In a message to Congress on January 8, 1918, US President Thomas Woodrow Wilson presented a peace programme that set out the principles of establishing a lasting and just world order after the victory of the Allies in the First World War.
The presented programme became known as ‘Wilson's 14 points’ and became the basis for a truce signed on November 11, 1918 in Compiègne, which ended military operations during the First World War. Wilson's postulates were also enshrined in the provisions of the Treaty of Versailles of June 28, 1919.
The programme provided for new rules in international relations, amongst other things it provided for the creation of the League of Nations as an institution whose goal was to ensure lasting peace and international cooperation.

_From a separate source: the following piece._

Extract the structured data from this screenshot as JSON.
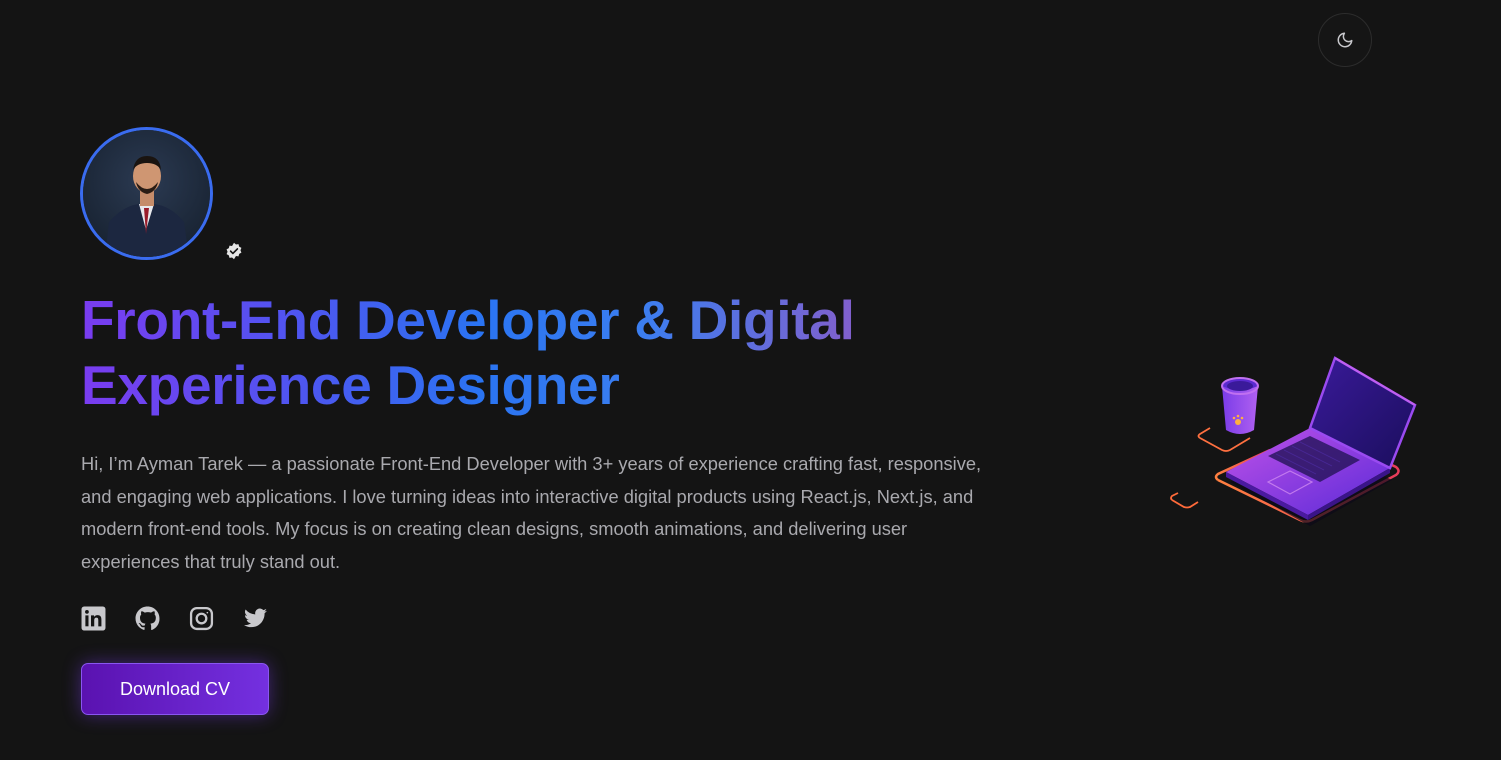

From the Polish point of view the most important was Point 13, which provided for the creation of an independent Polish state with free access to the sea. Pursuant to the plan, the reborn, politically and economically independent Republic was to be established "in territories inhabited by the undeniably Polish population," and its territorial integrity "should be guaranteed by international conventions."
Source: Poland MFA